= Beginning of Section =
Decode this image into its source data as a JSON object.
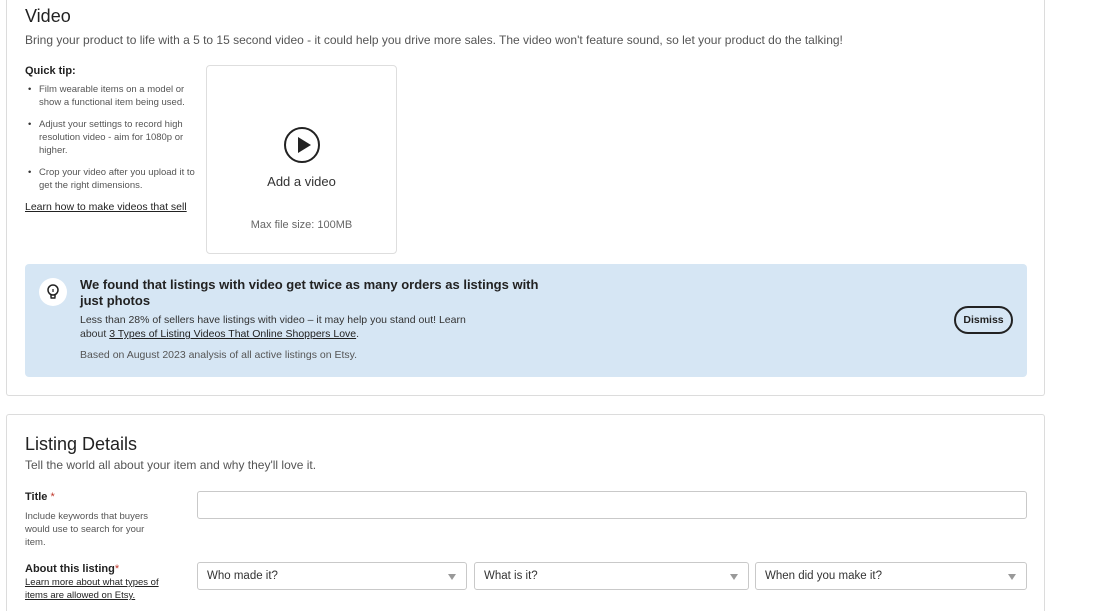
{
  "video": {
    "title": "Video",
    "description": "Bring your product to life with a 5 to 15 second video - it could help you drive more sales. The video won't feature sound, so let your product do the talking!",
    "quick_tip": {
      "heading": "Quick tip:",
      "items": [
        "Film wearable items on a model or show a functional item being used.",
        "Adjust your settings to record high resolution video - aim for 1080p or higher.",
        "Crop your video after you upload it to get the right dimensions."
      ],
      "link": "Learn how to make videos that sell"
    },
    "upload": {
      "label": "Add a video",
      "max_size": "Max file size: 100MB",
      "icon": "play-icon"
    },
    "banner": {
      "icon": "lightbulb-icon",
      "title": "We found that listings with video get twice as many orders as listings with just photos",
      "text_before": "Less than 28% of sellers have listings with video – it may help you stand out! Learn about ",
      "link": "3 Types of Listing Videos That Online Shoppers Love",
      "text_after": ".",
      "note": "Based on August 2023 analysis of all active listings on Etsy.",
      "dismiss": "Dismiss",
      "background": "#d6e6f4"
    }
  },
  "listing_details": {
    "title": "Listing Details",
    "description": "Tell the world all about your item and why they'll love it.",
    "title_field": {
      "label": "Title",
      "required_mark": "*",
      "help": "Include keywords that buyers would use to search for your item.",
      "value": ""
    },
    "about": {
      "label": "About this listing",
      "required_mark": "*",
      "help_link": "Learn more about what types of items are allowed on Etsy.",
      "selects": [
        {
          "value": "Who made it?"
        },
        {
          "value": "What is it?"
        },
        {
          "value": "When did you make it?"
        }
      ]
    }
  }
}
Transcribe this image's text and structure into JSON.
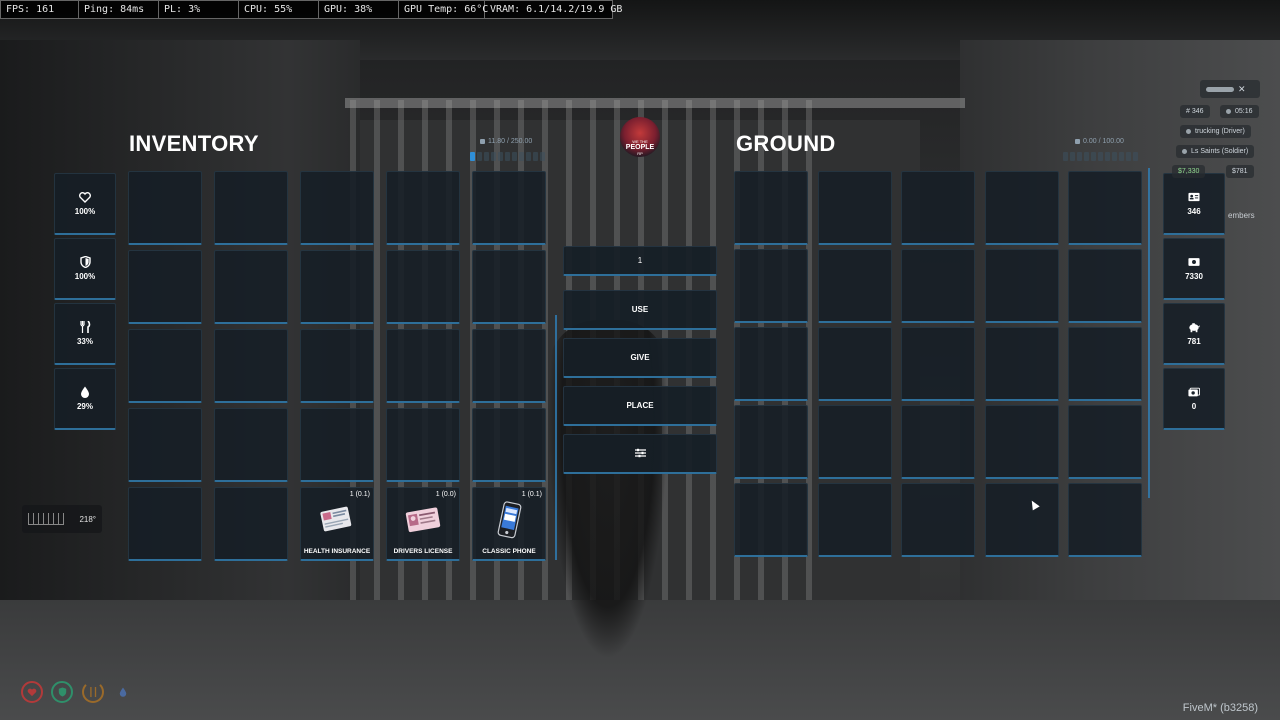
{
  "perf": {
    "fps": "FPS: 161",
    "ping": "Ping: 84ms",
    "pl": "PL: 3%",
    "cpu": "CPU: 55%",
    "gpu": "GPU: 38%",
    "gpu_temp": "GPU Temp: 66°C",
    "vram": "VRAM: 6.1/14.2/19.9 GB"
  },
  "inventory": {
    "title": "INVENTORY",
    "weight": "11.80 / 250.00",
    "weight_fraction": 0.05,
    "items": [
      {
        "slot": 22,
        "name": "HEALTH INSURANCE",
        "count": "1 (0.1)",
        "icon": "health-insurance-card-icon"
      },
      {
        "slot": 23,
        "name": "DRIVERS LICENSE",
        "count": "1 (0.0)",
        "icon": "drivers-license-card-icon"
      },
      {
        "slot": 24,
        "name": "CLASSIC PHONE",
        "count": "1 (0.1)",
        "icon": "classic-phone-icon"
      }
    ]
  },
  "ground": {
    "title": "GROUND",
    "weight": "0.00 / 100.00",
    "weight_fraction": 0.0
  },
  "logo": {
    "line1": "WE THE",
    "line2": "PEOPLE",
    "line3": "RP"
  },
  "stats_left": [
    {
      "icon": "heart-icon",
      "value": "100%"
    },
    {
      "icon": "shield-icon",
      "value": "100%"
    },
    {
      "icon": "fork-knife-icon",
      "value": "33%"
    },
    {
      "icon": "water-drop-icon",
      "value": "29%"
    }
  ],
  "stats_right": [
    {
      "icon": "id-card-icon",
      "value": "346"
    },
    {
      "icon": "cash-icon",
      "value": "7330"
    },
    {
      "icon": "piggy-bank-icon",
      "value": "781"
    },
    {
      "icon": "dirty-money-icon",
      "value": "0"
    }
  ],
  "menu": {
    "qty": "1",
    "use": "USE",
    "give": "GIVE",
    "place": "PLACE",
    "settings_icon": "sliders-icon"
  },
  "hud": {
    "id": "# 346",
    "time": "05:16",
    "job1": "trucking (Driver)",
    "job2": "Ls Saints (Soldier)",
    "money_left": "$7,330",
    "money_right": "$781",
    "members": "embers"
  },
  "compass": {
    "deg": "218°"
  },
  "footer": {
    "client": "FiveM* (b3258)"
  },
  "colors": {
    "accent": "#2f8fd8",
    "slot_border": "#2e6f9a"
  }
}
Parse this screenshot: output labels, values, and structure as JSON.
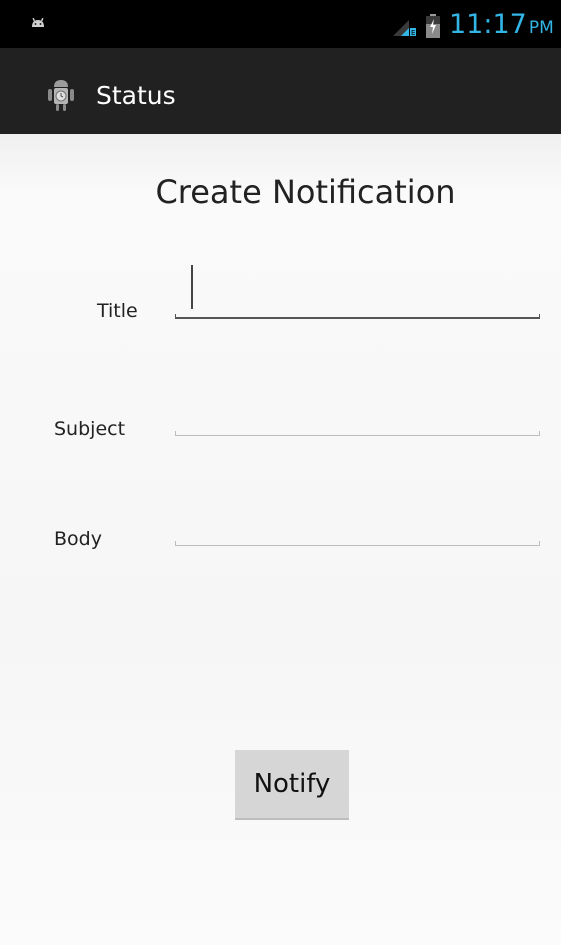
{
  "status_bar": {
    "time": "11:17",
    "ampm": "PM",
    "icons": [
      "android-notification-icon",
      "signal-icon",
      "battery-charging-icon"
    ],
    "time_color": "#33b5e5"
  },
  "action_bar": {
    "title": "Status",
    "icon": "app-icon",
    "background": "#212121"
  },
  "form": {
    "heading": "Create Notification",
    "fields": [
      {
        "label": "Title",
        "value": "",
        "focused": true
      },
      {
        "label": "Subject",
        "value": "",
        "focused": false
      },
      {
        "label": "Body",
        "value": "",
        "focused": false
      }
    ],
    "button_label": "Notify"
  }
}
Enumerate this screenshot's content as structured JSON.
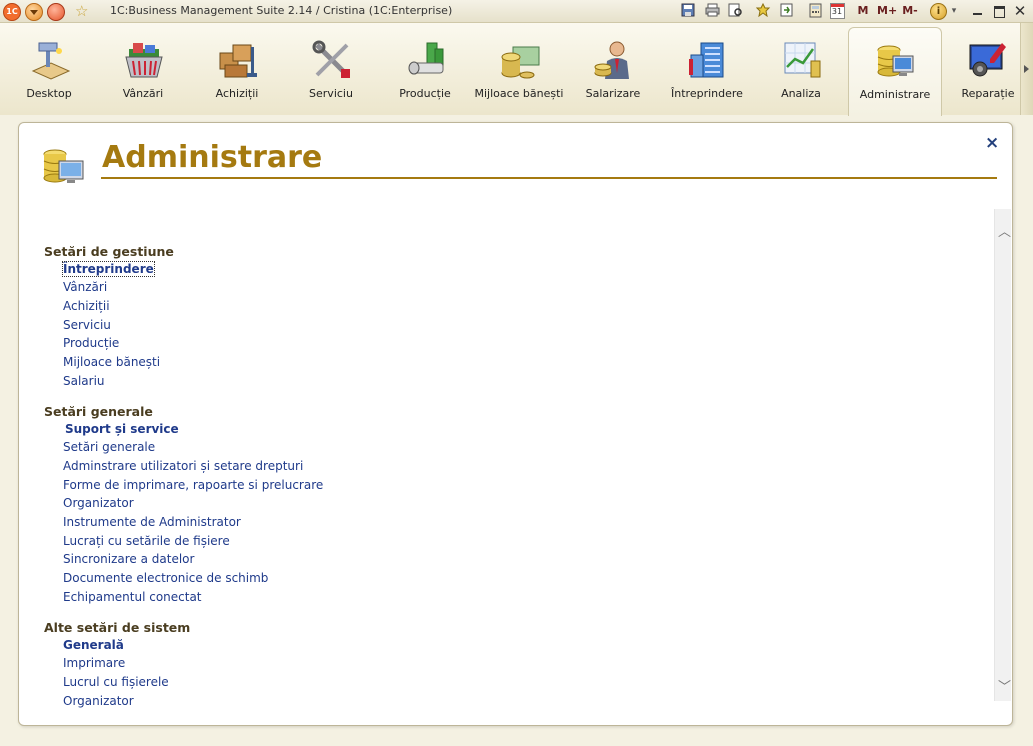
{
  "window": {
    "title": "1C:Business Management Suite 2.14 / Cristina  (1C:Enterprise)",
    "logo_text": "1C",
    "memory_buttons": [
      "M",
      "M+",
      "M-"
    ],
    "calendar_day": "31"
  },
  "sections": [
    {
      "label": "Desktop",
      "icon": "desktop-icon"
    },
    {
      "label": "Vânzări",
      "icon": "sales-basket-icon"
    },
    {
      "label": "Achiziții",
      "icon": "purchases-boxes-icon"
    },
    {
      "label": "Serviciu",
      "icon": "service-tools-icon"
    },
    {
      "label": "Producție",
      "icon": "production-icon"
    },
    {
      "label": "Mijloace bănești",
      "icon": "money-coins-icon"
    },
    {
      "label": "Salarizare",
      "icon": "payroll-person-icon"
    },
    {
      "label": "Întreprindere",
      "icon": "enterprise-building-icon"
    },
    {
      "label": "Analiza",
      "icon": "analysis-chart-icon"
    },
    {
      "label": "Administrare",
      "icon": "administration-db-icon",
      "active": true
    },
    {
      "label": "Reparație",
      "icon": "repair-monitor-icon"
    }
  ],
  "page": {
    "title": "Administrare",
    "close_symbol": "×"
  },
  "groups": [
    {
      "title": "Setări de gestiune",
      "links": [
        "Întreprindere",
        "Vânzări",
        "Achiziții",
        "Serviciu",
        "Producție",
        "Mijloace bănești",
        "Salariu"
      ]
    },
    {
      "title": "Setări generale",
      "links": [
        "Suport și service",
        "Setări generale",
        "Adminstrare utilizatori și setare drepturi",
        "Forme de imprimare, rapoarte si prelucrare",
        "Organizator",
        "Instrumente de Administrator",
        "Lucrați cu setările de fișiere",
        "Sincronizare a datelor",
        "Documente electronice de schimb",
        "Echipamentul conectat"
      ]
    },
    {
      "title": "Alte setări de sistem",
      "links": [
        "Generală",
        "Imprimare",
        "Lucrul cu fișierele",
        "Organizator"
      ]
    }
  ],
  "colors": {
    "title_gold": "#a57a10",
    "link_blue": "#1f3a8a",
    "group_brown": "#4a3d20"
  }
}
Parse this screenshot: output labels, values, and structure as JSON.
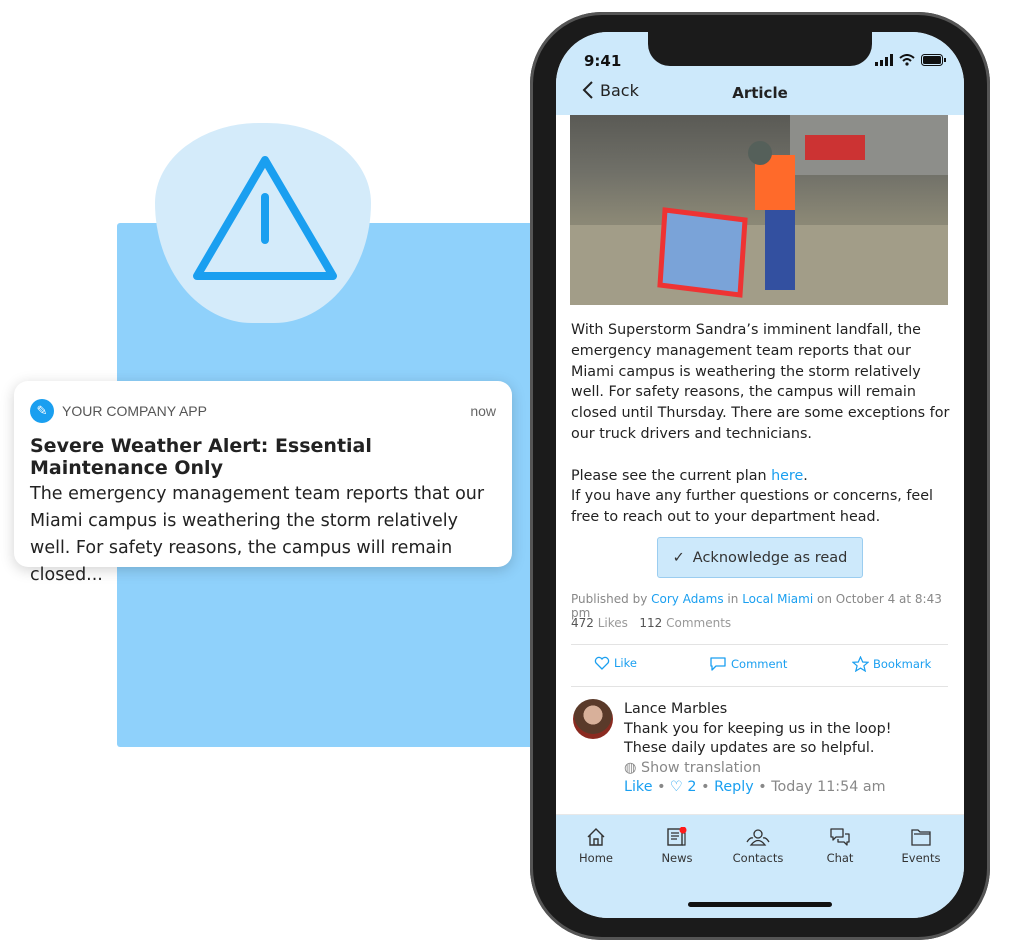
{
  "notification": {
    "app_name": "YOUR COMPANY APP",
    "time": "now",
    "title": "Severe Weather Alert: Essential Maintenance Only",
    "body": "The emergency management team reports that our Miami campus is weathering the storm relatively well. For safety reasons, the campus will remain closed..."
  },
  "status": {
    "time": "9:41"
  },
  "header": {
    "back": "Back",
    "title": "Article"
  },
  "article": {
    "p1": "With Superstorm Sandra’s imminent landfall, the emergency management team reports that our Miami campus is weathering the storm relatively well. For safety reasons, the campus will remain closed until Thursday. There are some exceptions for our truck drivers and technicians.",
    "p2_pre": "Please see the current plan ",
    "p2_link": "here",
    "p2_post": ".",
    "p3": "If you have any further questions or concerns, feel free to reach out to your department head.",
    "ack": "Acknowledge as read"
  },
  "meta": {
    "published_by": "Published by ",
    "author": "Cory Adams",
    "in": " in ",
    "channel": "Local Miami",
    "date": " on October 4 at 8:43 pm",
    "likes": "472",
    "likes_label": "Likes",
    "comments": "112",
    "comments_label": "Comments"
  },
  "actions": {
    "like": "Like",
    "comment": "Comment",
    "bookmark": "Bookmark"
  },
  "comment": {
    "author": "Lance Marbles",
    "line1": "Thank you for keeping us in the loop!",
    "line2": "These daily updates are so helpful.",
    "translate": "Show translation",
    "like": "Like",
    "likes": "2",
    "reply": "Reply",
    "time": "Today 11:54 am"
  },
  "tabs": [
    {
      "label": "Home",
      "icon": "home-icon"
    },
    {
      "label": "News",
      "icon": "news-icon",
      "badge": true
    },
    {
      "label": "Contacts",
      "icon": "contacts-icon"
    },
    {
      "label": "Chat",
      "icon": "chat-icon"
    },
    {
      "label": "Events",
      "icon": "folder-icon"
    }
  ],
  "colors": {
    "accent": "#1a9ff0",
    "light_blue": "#cde9fb",
    "badge": "#ff1a1a"
  }
}
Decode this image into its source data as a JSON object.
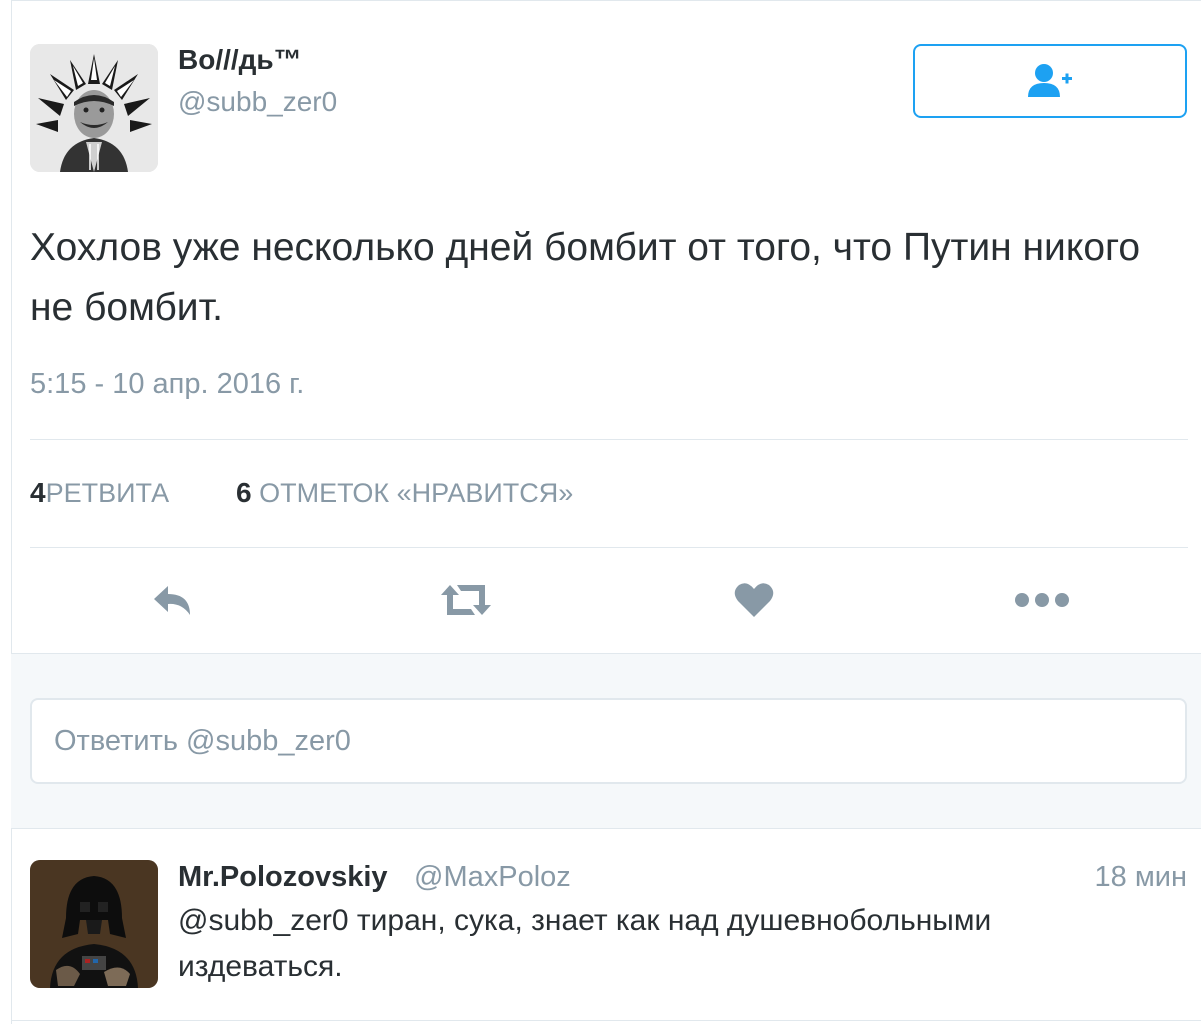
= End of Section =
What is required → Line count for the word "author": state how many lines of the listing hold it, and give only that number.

Task output → 2